- **What is required**: Search the records for the string "wine" and return each line that has it.

▬▬▬

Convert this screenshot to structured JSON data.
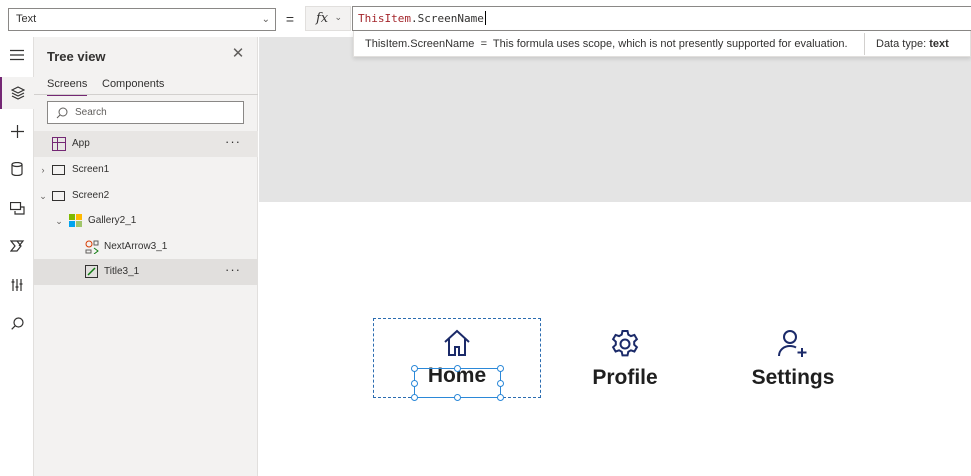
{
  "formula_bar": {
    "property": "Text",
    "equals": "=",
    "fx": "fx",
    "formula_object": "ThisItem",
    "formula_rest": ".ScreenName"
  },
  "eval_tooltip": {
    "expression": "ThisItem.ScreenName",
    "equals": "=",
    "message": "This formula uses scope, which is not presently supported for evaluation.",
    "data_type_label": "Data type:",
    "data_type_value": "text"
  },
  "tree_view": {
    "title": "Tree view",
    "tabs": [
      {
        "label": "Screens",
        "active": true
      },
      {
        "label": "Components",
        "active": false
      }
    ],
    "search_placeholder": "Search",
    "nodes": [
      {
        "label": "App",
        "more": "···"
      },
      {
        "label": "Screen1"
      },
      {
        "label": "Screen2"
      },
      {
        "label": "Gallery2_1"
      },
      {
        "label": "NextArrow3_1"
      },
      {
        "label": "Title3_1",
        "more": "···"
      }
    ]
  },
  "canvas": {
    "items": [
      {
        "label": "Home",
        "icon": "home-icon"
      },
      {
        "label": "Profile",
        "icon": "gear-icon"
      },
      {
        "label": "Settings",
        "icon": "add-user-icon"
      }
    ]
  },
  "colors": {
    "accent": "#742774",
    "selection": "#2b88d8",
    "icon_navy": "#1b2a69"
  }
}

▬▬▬

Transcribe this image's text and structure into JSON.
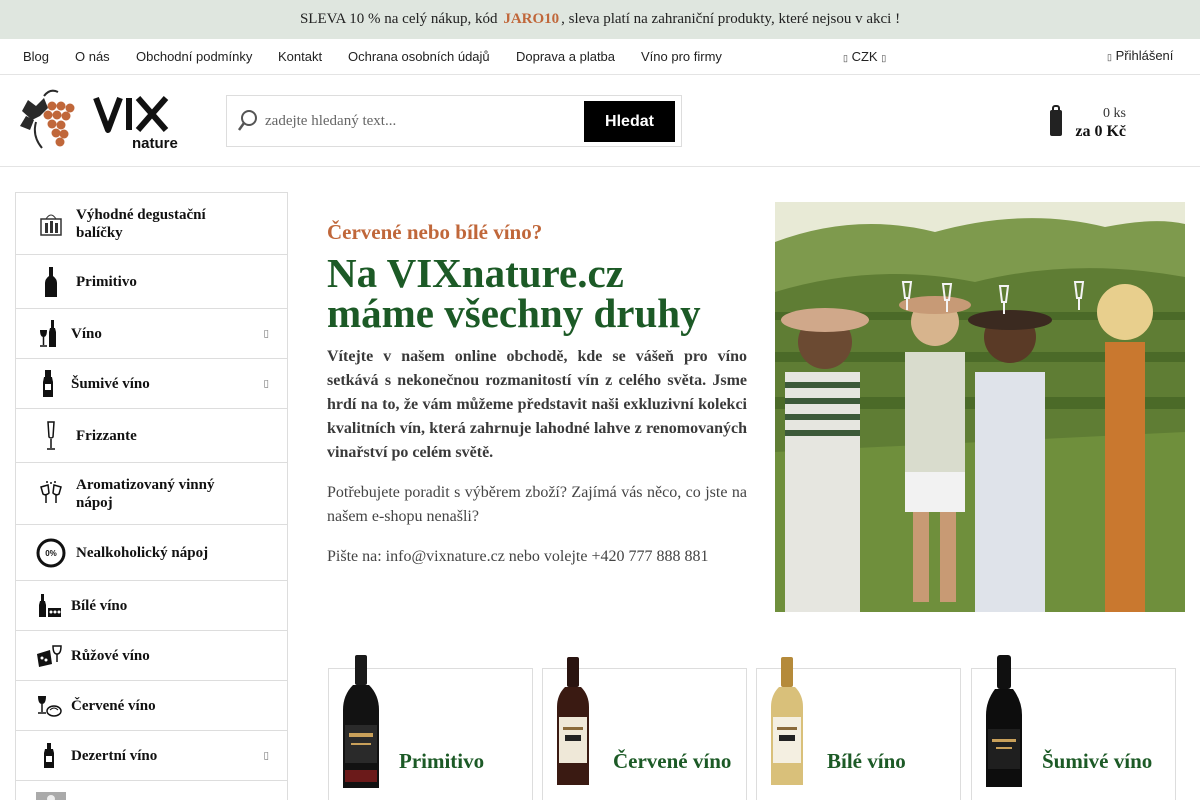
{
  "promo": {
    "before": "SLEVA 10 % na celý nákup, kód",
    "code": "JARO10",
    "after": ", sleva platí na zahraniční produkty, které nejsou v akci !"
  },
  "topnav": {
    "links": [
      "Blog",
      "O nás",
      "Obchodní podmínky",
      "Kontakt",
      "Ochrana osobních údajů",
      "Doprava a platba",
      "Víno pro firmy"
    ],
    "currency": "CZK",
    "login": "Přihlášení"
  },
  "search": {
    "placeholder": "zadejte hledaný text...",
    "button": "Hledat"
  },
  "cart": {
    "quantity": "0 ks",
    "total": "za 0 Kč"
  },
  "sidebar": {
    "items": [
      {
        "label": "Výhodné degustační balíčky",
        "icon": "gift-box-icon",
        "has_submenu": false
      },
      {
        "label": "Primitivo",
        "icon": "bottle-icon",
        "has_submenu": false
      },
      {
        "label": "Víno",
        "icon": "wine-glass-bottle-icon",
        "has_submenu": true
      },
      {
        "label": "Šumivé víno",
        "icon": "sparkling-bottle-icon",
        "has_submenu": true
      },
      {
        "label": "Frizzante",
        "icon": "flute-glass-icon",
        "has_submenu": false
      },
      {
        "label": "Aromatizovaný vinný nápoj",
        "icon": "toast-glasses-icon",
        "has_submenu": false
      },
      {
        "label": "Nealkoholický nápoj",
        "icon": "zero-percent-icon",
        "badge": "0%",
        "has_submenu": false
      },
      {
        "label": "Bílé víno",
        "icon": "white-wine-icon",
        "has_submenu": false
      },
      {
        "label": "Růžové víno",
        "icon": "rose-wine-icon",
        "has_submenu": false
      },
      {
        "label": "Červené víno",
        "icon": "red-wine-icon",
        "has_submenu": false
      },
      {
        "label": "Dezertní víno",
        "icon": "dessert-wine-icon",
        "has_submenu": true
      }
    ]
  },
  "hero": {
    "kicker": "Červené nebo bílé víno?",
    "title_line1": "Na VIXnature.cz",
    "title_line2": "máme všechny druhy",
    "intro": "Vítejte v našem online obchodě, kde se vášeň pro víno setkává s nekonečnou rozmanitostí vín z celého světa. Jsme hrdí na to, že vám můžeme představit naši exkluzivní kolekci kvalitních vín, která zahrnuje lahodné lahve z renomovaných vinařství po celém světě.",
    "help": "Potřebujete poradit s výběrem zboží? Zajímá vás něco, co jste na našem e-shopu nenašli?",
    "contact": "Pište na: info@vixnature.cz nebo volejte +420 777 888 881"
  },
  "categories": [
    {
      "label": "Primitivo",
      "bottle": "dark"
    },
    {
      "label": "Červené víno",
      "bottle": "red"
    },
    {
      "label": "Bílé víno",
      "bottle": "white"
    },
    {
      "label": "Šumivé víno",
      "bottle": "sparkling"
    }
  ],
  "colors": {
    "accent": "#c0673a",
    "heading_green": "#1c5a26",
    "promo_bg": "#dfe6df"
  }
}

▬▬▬

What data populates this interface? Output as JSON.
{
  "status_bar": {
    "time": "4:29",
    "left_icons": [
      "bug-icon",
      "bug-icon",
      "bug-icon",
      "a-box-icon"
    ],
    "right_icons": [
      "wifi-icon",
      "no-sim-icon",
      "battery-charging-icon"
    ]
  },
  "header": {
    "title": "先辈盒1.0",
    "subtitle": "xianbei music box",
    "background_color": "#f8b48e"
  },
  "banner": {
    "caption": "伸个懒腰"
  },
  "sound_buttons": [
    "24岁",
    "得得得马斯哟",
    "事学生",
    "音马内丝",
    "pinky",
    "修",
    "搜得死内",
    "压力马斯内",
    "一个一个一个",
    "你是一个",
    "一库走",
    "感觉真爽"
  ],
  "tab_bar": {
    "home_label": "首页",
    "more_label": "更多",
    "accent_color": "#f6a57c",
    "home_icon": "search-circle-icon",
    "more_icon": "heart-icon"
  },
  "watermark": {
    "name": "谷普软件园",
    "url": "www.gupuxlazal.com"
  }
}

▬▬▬

- **Exercise result**:
        "icon": "wine-glass-bottle-icon",
        "icon": "white-wine-icon",
        "icon": "rose-wine-icon",
        "icon": "red-wine-icon",
        "icon": "dessert-wine-icon",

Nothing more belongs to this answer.